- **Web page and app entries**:
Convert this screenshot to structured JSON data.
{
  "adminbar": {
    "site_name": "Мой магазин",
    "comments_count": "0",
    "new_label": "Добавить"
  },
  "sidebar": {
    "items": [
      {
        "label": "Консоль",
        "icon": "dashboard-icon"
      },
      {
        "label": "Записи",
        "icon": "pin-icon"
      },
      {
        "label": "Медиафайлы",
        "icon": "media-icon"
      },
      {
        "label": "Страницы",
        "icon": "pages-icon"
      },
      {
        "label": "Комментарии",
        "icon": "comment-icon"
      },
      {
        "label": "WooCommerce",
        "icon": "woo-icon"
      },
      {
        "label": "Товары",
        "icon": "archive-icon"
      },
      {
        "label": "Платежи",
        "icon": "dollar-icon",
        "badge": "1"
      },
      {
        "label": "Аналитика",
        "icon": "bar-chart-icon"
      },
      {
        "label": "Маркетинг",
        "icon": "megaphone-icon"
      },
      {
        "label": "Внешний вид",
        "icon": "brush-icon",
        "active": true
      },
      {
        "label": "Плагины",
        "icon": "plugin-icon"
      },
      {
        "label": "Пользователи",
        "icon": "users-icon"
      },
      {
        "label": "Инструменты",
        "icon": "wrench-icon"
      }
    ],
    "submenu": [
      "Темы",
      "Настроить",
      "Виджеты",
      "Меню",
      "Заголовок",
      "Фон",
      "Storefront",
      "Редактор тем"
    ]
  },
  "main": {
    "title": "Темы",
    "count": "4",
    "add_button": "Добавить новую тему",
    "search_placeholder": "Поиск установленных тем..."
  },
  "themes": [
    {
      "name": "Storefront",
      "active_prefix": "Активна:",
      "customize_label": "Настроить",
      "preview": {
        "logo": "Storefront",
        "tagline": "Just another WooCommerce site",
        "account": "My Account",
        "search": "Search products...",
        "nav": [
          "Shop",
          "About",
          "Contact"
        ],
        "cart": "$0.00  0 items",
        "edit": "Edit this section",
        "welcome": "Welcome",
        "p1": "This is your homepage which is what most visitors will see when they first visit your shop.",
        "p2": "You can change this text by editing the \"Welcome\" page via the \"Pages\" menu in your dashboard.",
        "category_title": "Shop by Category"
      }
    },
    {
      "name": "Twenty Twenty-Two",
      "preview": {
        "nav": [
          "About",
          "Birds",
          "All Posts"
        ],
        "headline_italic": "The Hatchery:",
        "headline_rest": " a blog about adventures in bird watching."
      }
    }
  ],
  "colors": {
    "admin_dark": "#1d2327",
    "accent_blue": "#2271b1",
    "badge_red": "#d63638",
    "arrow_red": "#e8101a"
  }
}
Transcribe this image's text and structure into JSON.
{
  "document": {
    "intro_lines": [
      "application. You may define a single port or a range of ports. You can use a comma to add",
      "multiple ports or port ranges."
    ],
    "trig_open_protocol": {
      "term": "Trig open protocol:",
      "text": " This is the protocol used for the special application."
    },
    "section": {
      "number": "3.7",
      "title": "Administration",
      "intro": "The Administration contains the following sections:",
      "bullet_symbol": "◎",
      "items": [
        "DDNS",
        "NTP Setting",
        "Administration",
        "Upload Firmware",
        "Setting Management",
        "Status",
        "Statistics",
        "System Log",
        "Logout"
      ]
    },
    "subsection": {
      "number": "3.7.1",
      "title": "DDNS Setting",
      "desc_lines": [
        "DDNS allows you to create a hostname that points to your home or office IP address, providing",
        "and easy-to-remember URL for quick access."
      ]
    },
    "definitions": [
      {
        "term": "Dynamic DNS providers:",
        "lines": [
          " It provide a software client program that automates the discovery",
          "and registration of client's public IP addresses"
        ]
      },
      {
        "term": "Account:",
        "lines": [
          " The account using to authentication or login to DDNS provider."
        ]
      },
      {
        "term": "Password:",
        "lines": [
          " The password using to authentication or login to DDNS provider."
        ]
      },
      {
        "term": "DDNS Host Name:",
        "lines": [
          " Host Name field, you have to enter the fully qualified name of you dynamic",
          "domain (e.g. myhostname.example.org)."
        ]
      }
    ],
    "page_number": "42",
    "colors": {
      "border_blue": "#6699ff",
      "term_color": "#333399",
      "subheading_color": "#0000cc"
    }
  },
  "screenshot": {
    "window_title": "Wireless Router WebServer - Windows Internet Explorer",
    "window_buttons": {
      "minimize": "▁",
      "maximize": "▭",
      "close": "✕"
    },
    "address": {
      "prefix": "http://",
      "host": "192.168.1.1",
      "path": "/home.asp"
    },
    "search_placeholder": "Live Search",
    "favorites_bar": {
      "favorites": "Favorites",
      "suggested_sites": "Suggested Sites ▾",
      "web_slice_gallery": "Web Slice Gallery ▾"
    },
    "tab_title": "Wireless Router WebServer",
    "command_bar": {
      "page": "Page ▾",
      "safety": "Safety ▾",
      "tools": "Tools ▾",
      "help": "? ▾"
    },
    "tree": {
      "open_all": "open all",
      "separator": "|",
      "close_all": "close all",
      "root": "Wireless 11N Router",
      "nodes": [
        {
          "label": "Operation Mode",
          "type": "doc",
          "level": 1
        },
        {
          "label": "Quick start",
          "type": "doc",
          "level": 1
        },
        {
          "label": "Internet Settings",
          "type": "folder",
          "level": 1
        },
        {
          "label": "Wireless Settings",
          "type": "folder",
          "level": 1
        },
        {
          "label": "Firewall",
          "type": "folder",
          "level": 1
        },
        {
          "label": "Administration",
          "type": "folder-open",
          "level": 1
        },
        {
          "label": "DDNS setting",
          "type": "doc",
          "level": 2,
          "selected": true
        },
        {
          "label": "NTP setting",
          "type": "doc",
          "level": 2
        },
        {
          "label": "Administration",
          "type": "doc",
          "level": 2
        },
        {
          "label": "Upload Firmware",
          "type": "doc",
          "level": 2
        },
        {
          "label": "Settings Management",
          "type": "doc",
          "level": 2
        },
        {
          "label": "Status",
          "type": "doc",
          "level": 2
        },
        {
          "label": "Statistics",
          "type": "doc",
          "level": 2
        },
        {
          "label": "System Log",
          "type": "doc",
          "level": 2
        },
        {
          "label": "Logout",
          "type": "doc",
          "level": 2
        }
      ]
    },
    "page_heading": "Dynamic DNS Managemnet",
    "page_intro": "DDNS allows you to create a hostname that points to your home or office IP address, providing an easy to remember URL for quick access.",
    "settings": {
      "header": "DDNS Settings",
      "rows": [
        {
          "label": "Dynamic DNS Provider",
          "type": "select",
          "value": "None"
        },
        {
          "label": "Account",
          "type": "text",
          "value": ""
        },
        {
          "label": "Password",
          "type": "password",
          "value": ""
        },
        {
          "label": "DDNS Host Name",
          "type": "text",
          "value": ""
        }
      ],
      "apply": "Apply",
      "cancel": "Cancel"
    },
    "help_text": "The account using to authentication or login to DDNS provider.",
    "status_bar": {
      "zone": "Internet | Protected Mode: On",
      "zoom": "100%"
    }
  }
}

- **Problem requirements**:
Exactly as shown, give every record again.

- **Task output**:
Convert this screenshot to structured JSON data.
{
  "adminbar": {
    "site_name": "Мой магазин",
    "comments_count": "0",
    "new_label": "Добавить"
  },
  "sidebar": {
    "items": [
      {
        "label": "Консоль",
        "icon": "dashboard-icon"
      },
      {
        "label": "Записи",
        "icon": "pin-icon"
      },
      {
        "label": "Медиафайлы",
        "icon": "media-icon"
      },
      {
        "label": "Страницы",
        "icon": "pages-icon"
      },
      {
        "label": "Комментарии",
        "icon": "comment-icon"
      },
      {
        "label": "WooCommerce",
        "icon": "woo-icon"
      },
      {
        "label": "Товары",
        "icon": "archive-icon"
      },
      {
        "label": "Платежи",
        "icon": "dollar-icon",
        "badge": "1"
      },
      {
        "label": "Аналитика",
        "icon": "bar-chart-icon"
      },
      {
        "label": "Маркетинг",
        "icon": "megaphone-icon"
      },
      {
        "label": "Внешний вид",
        "icon": "brush-icon",
        "active": true
      },
      {
        "label": "Плагины",
        "icon": "plugin-icon"
      },
      {
        "label": "Пользователи",
        "icon": "users-icon"
      },
      {
        "label": "Инструменты",
        "icon": "wrench-icon"
      }
    ],
    "submenu": [
      "Темы",
      "Настроить",
      "Виджеты",
      "Меню",
      "Заголовок",
      "Фон",
      "Storefront",
      "Редактор тем"
    ]
  },
  "main": {
    "title": "Темы",
    "count": "4",
    "add_button": "Добавить новую тему",
    "search_placeholder": "Поиск установленных тем..."
  },
  "themes": [
    {
      "name": "Storefront",
      "active_prefix": "Активна:",
      "customize_label": "Настроить",
      "preview": {
        "logo": "Storefront",
        "tagline": "Just another WooCommerce site",
        "account": "My Account",
        "search": "Search products...",
        "nav": [
          "Shop",
          "About",
          "Contact"
        ],
        "cart": "$0.00  0 items",
        "edit": "Edit this section",
        "welcome": "Welcome",
        "p1": "This is your homepage which is what most visitors will see when they first visit your shop.",
        "p2": "You can change this text by editing the \"Welcome\" page via the \"Pages\" menu in your dashboard.",
        "category_title": "Shop by Category"
      }
    },
    {
      "name": "Twenty Twenty-Two",
      "preview": {
        "nav": [
          "About",
          "Birds",
          "All Posts"
        ],
        "headline_italic": "The Hatchery:",
        "headline_rest": " a blog about adventures in bird watching."
      }
    }
  ],
  "colors": {
    "admin_dark": "#1d2327",
    "accent_blue": "#2271b1",
    "badge_red": "#d63638",
    "arrow_red": "#e8101a"
  }
}
Transcribe this image's text and structure into JSON.
{
  "document": {
    "intro_lines": [
      "application. You may define a single port or a range of ports. You can use a comma to add",
      "multiple ports or port ranges."
    ],
    "trig_open_protocol": {
      "term": "Trig open protocol:",
      "text": " This is the protocol used for the special application."
    },
    "section": {
      "number": "3.7",
      "title": "Administration",
      "intro": "The Administration contains the following sections:",
      "bullet_symbol": "◎",
      "items": [
        "DDNS",
        "NTP Setting",
        "Administration",
        "Upload Firmware",
        "Setting Management",
        "Status",
        "Statistics",
        "System Log",
        "Logout"
      ]
    },
    "subsection": {
      "number": "3.7.1",
      "title": "DDNS Setting",
      "desc_lines": [
        "DDNS allows you to create a hostname that points to your home or office IP address, providing",
        "and easy-to-remember URL for quick access."
      ]
    },
    "definitions": [
      {
        "term": "Dynamic DNS providers:",
        "lines": [
          " It provide a software client program that automates the discovery",
          "and registration of client's public IP addresses"
        ]
      },
      {
        "term": "Account:",
        "lines": [
          " The account using to authentication or login to DDNS provider."
        ]
      },
      {
        "term": "Password:",
        "lines": [
          " The password using to authentication or login to DDNS provider."
        ]
      },
      {
        "term": "DDNS Host Name:",
        "lines": [
          " Host Name field, you have to enter the fully qualified name of you dynamic",
          "domain (e.g. myhostname.example.org)."
        ]
      }
    ],
    "page_number": "42",
    "colors": {
      "border_blue": "#6699ff",
      "term_color": "#333399",
      "subheading_color": "#0000cc"
    }
  },
  "screenshot": {
    "window_title": "Wireless Router WebServer - Windows Internet Explorer",
    "window_buttons": {
      "minimize": "▁",
      "maximize": "▭",
      "close": "✕"
    },
    "address": {
      "prefix": "http://",
      "host": "192.168.1.1",
      "path": "/home.asp"
    },
    "search_placeholder": "Live Search",
    "favorites_bar": {
      "favorites": "Favorites",
      "suggested_sites": "Suggested Sites ▾",
      "web_slice_gallery": "Web Slice Gallery ▾"
    },
    "tab_title": "Wireless Router WebServer",
    "command_bar": {
      "page": "Page ▾",
      "safety": "Safety ▾",
      "tools": "Tools ▾",
      "help": "? ▾"
    },
    "tree": {
      "open_all": "open all",
      "separator": "|",
      "close_all": "close all",
      "root": "Wireless 11N Router",
      "nodes": [
        {
          "label": "Operation Mode",
          "type": "doc",
          "level": 1
        },
        {
          "label": "Quick start",
          "type": "doc",
          "level": 1
        },
        {
          "label": "Internet Settings",
          "type": "folder",
          "level": 1
        },
        {
          "label": "Wireless Settings",
          "type": "folder",
          "level": 1
        },
        {
          "label": "Firewall",
          "type": "folder",
          "level": 1
        },
        {
          "label": "Administration",
          "type": "folder-open",
          "level": 1
        },
        {
          "label": "DDNS setting",
          "type": "doc",
          "level": 2,
          "selected": true
        },
        {
          "label": "NTP setting",
          "type": "doc",
          "level": 2
        },
        {
          "label": "Administration",
          "type": "doc",
          "level": 2
        },
        {
          "label": "Upload Firmware",
          "type": "doc",
          "level": 2
        },
        {
          "label": "Settings Management",
          "type": "doc",
          "level": 2
        },
        {
          "label": "Status",
          "type": "doc",
          "level": 2
        },
        {
          "label": "Statistics",
          "type": "doc",
          "level": 2
        },
        {
          "label": "System Log",
          "type": "doc",
          "level": 2
        },
        {
          "label": "Logout",
          "type": "doc",
          "level": 2
        }
      ]
    },
    "page_heading": "Dynamic DNS Managemnet",
    "page_intro": "DDNS allows you to create a hostname that points to your home or office IP address, providing an easy to remember URL for quick access.",
    "settings": {
      "header": "DDNS Settings",
      "rows": [
        {
          "label": "Dynamic DNS Provider",
          "type": "select",
          "value": "None"
        },
        {
          "label": "Account",
          "type": "text",
          "value": ""
        },
        {
          "label": "Password",
          "type": "password",
          "value": ""
        },
        {
          "label": "DDNS Host Name",
          "type": "text",
          "value": ""
        }
      ],
      "apply": "Apply",
      "cancel": "Cancel"
    },
    "help_text": "The account using to authentication or login to DDNS provider.",
    "status_bar": {
      "zone": "Internet | Protected Mode: On",
      "zoom": "100%"
    }
  }
}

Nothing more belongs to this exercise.